EXERCISE GOAL: What follows is a set of records. Copy them exactly and leave out the images.

DATA FOR PROCESSING:
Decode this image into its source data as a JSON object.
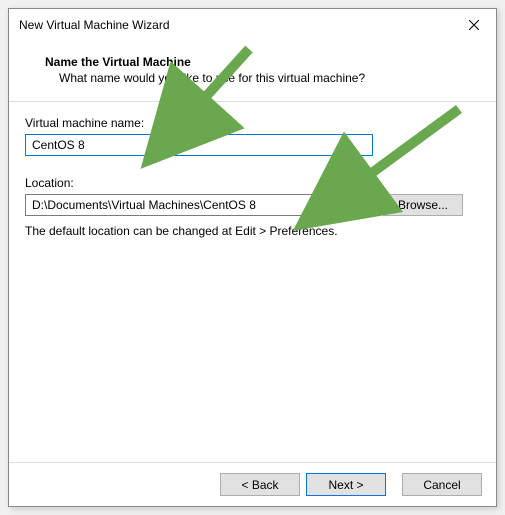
{
  "window": {
    "title": "New Virtual Machine Wizard"
  },
  "header": {
    "title": "Name the Virtual Machine",
    "subtitle": "What name would you like to use for this virtual machine?"
  },
  "fields": {
    "vm_name_label": "Virtual machine name:",
    "vm_name_value": "CentOS 8",
    "location_label": "Location:",
    "location_value": "D:\\Documents\\Virtual Machines\\CentOS 8",
    "browse_label": "Browse...",
    "hint": "The default location can be changed at Edit > Preferences."
  },
  "buttons": {
    "back": "< Back",
    "next": "Next >",
    "cancel": "Cancel"
  }
}
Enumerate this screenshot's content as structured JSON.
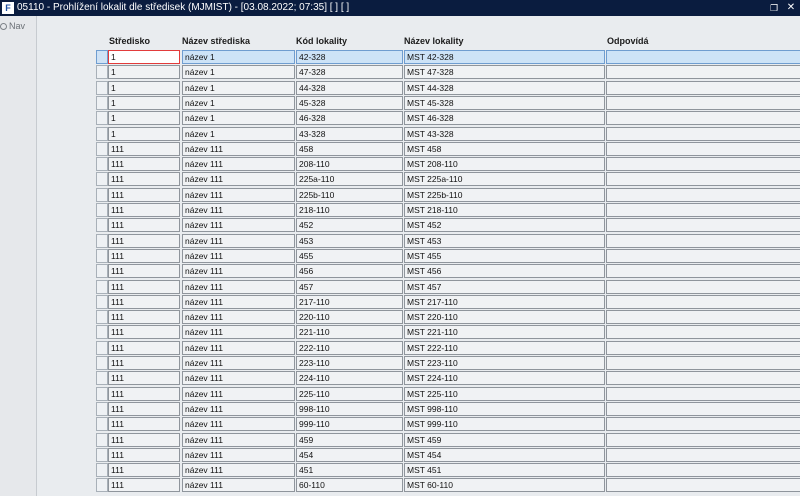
{
  "window": {
    "app_icon": "F",
    "title": "05110 - Prohlížení lokalit dle středisek (MJMIST) - [03.08.2022; 07:35]  [ ]  [ ]",
    "restore_icon": "restore-icon",
    "close_icon": "close-icon"
  },
  "nav": {
    "label": "Nav"
  },
  "table": {
    "headers": [
      "Středisko",
      "Název střediska",
      "Kód lokality",
      "Název lokality",
      "Odpovídá"
    ],
    "rows": [
      [
        "1",
        "název 1",
        "42-328",
        "MST 42-328",
        ""
      ],
      [
        "1",
        "název 1",
        "47-328",
        "MST 47-328",
        ""
      ],
      [
        "1",
        "název 1",
        "44-328",
        "MST 44-328",
        ""
      ],
      [
        "1",
        "název 1",
        "45-328",
        "MST 45-328",
        ""
      ],
      [
        "1",
        "název 1",
        "46-328",
        "MST 46-328",
        ""
      ],
      [
        "1",
        "název 1",
        "43-328",
        "MST 43-328",
        ""
      ],
      [
        "111",
        "název 111",
        "458",
        "MST 458",
        ""
      ],
      [
        "111",
        "název 111",
        "208-110",
        "MST 208-110",
        ""
      ],
      [
        "111",
        "název 111",
        "225a-110",
        "MST 225a-110",
        ""
      ],
      [
        "111",
        "název 111",
        "225b-110",
        "MST 225b-110",
        ""
      ],
      [
        "111",
        "název 111",
        "218-110",
        "MST 218-110",
        ""
      ],
      [
        "111",
        "název 111",
        "452",
        "MST 452",
        ""
      ],
      [
        "111",
        "název 111",
        "453",
        "MST 453",
        ""
      ],
      [
        "111",
        "název 111",
        "455",
        "MST 455",
        ""
      ],
      [
        "111",
        "název 111",
        "456",
        "MST 456",
        ""
      ],
      [
        "111",
        "název 111",
        "457",
        "MST 457",
        ""
      ],
      [
        "111",
        "název 111",
        "217-110",
        "MST 217-110",
        ""
      ],
      [
        "111",
        "název 111",
        "220-110",
        "MST 220-110",
        ""
      ],
      [
        "111",
        "název 111",
        "221-110",
        "MST 221-110",
        ""
      ],
      [
        "111",
        "název 111",
        "222-110",
        "MST 222-110",
        ""
      ],
      [
        "111",
        "název 111",
        "223-110",
        "MST 223-110",
        ""
      ],
      [
        "111",
        "název 111",
        "224-110",
        "MST 224-110",
        ""
      ],
      [
        "111",
        "název 111",
        "225-110",
        "MST 225-110",
        ""
      ],
      [
        "111",
        "název 111",
        "998-110",
        "MST 998-110",
        ""
      ],
      [
        "111",
        "název 111",
        "999-110",
        "MST 999-110",
        ""
      ],
      [
        "111",
        "název 111",
        "459",
        "MST 459",
        ""
      ],
      [
        "111",
        "název 111",
        "454",
        "MST 454",
        ""
      ],
      [
        "111",
        "název 111",
        "451",
        "MST 451",
        ""
      ],
      [
        "111",
        "název 111",
        "60-110",
        "MST 60-110",
        ""
      ]
    ],
    "current_row": 0
  },
  "colors": {
    "titlebar": "#0a1c3f",
    "current_row": "#cde3f7",
    "focus_border": "#e23b3b"
  }
}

YOUR SOLUTION:
Decode this image into its source data as a JSON object.
{
  "window": {
    "title": "New Virtual Machine Wizard"
  },
  "header": {
    "title": "Name the Virtual Machine",
    "subtitle": "What name would you like to use for this virtual machine?"
  },
  "fields": {
    "vm_name_label": "Virtual machine name:",
    "vm_name_value": "CentOS 8",
    "location_label": "Location:",
    "location_value": "D:\\Documents\\Virtual Machines\\CentOS 8",
    "browse_label": "Browse...",
    "hint": "The default location can be changed at Edit > Preferences."
  },
  "buttons": {
    "back": "< Back",
    "next": "Next >",
    "cancel": "Cancel"
  }
}
Enumerate this screenshot's content as structured JSON.
{
  "window": {
    "app_icon": "F",
    "title": "05110 - Prohlížení lokalit dle středisek (MJMIST) - [03.08.2022; 07:35]  [ ]  [ ]",
    "restore_icon": "restore-icon",
    "close_icon": "close-icon"
  },
  "nav": {
    "label": "Nav"
  },
  "table": {
    "headers": [
      "Středisko",
      "Název střediska",
      "Kód lokality",
      "Název lokality",
      "Odpovídá"
    ],
    "rows": [
      [
        "1",
        "název 1",
        "42-328",
        "MST 42-328",
        ""
      ],
      [
        "1",
        "název 1",
        "47-328",
        "MST 47-328",
        ""
      ],
      [
        "1",
        "název 1",
        "44-328",
        "MST 44-328",
        ""
      ],
      [
        "1",
        "název 1",
        "45-328",
        "MST 45-328",
        ""
      ],
      [
        "1",
        "název 1",
        "46-328",
        "MST 46-328",
        ""
      ],
      [
        "1",
        "název 1",
        "43-328",
        "MST 43-328",
        ""
      ],
      [
        "111",
        "název 111",
        "458",
        "MST 458",
        ""
      ],
      [
        "111",
        "název 111",
        "208-110",
        "MST 208-110",
        ""
      ],
      [
        "111",
        "název 111",
        "225a-110",
        "MST 225a-110",
        ""
      ],
      [
        "111",
        "název 111",
        "225b-110",
        "MST 225b-110",
        ""
      ],
      [
        "111",
        "název 111",
        "218-110",
        "MST 218-110",
        ""
      ],
      [
        "111",
        "název 111",
        "452",
        "MST 452",
        ""
      ],
      [
        "111",
        "název 111",
        "453",
        "MST 453",
        ""
      ],
      [
        "111",
        "název 111",
        "455",
        "MST 455",
        ""
      ],
      [
        "111",
        "název 111",
        "456",
        "MST 456",
        ""
      ],
      [
        "111",
        "název 111",
        "457",
        "MST 457",
        ""
      ],
      [
        "111",
        "název 111",
        "217-110",
        "MST 217-110",
        ""
      ],
      [
        "111",
        "název 111",
        "220-110",
        "MST 220-110",
        ""
      ],
      [
        "111",
        "název 111",
        "221-110",
        "MST 221-110",
        ""
      ],
      [
        "111",
        "název 111",
        "222-110",
        "MST 222-110",
        ""
      ],
      [
        "111",
        "název 111",
        "223-110",
        "MST 223-110",
        ""
      ],
      [
        "111",
        "název 111",
        "224-110",
        "MST 224-110",
        ""
      ],
      [
        "111",
        "název 111",
        "225-110",
        "MST 225-110",
        ""
      ],
      [
        "111",
        "název 111",
        "998-110",
        "MST 998-110",
        ""
      ],
      [
        "111",
        "název 111",
        "999-110",
        "MST 999-110",
        ""
      ],
      [
        "111",
        "název 111",
        "459",
        "MST 459",
        ""
      ],
      [
        "111",
        "název 111",
        "454",
        "MST 454",
        ""
      ],
      [
        "111",
        "název 111",
        "451",
        "MST 451",
        ""
      ],
      [
        "111",
        "název 111",
        "60-110",
        "MST 60-110",
        ""
      ]
    ],
    "current_row": 0
  },
  "colors": {
    "titlebar": "#0a1c3f",
    "current_row": "#cde3f7",
    "focus_border": "#e23b3b"
  }
}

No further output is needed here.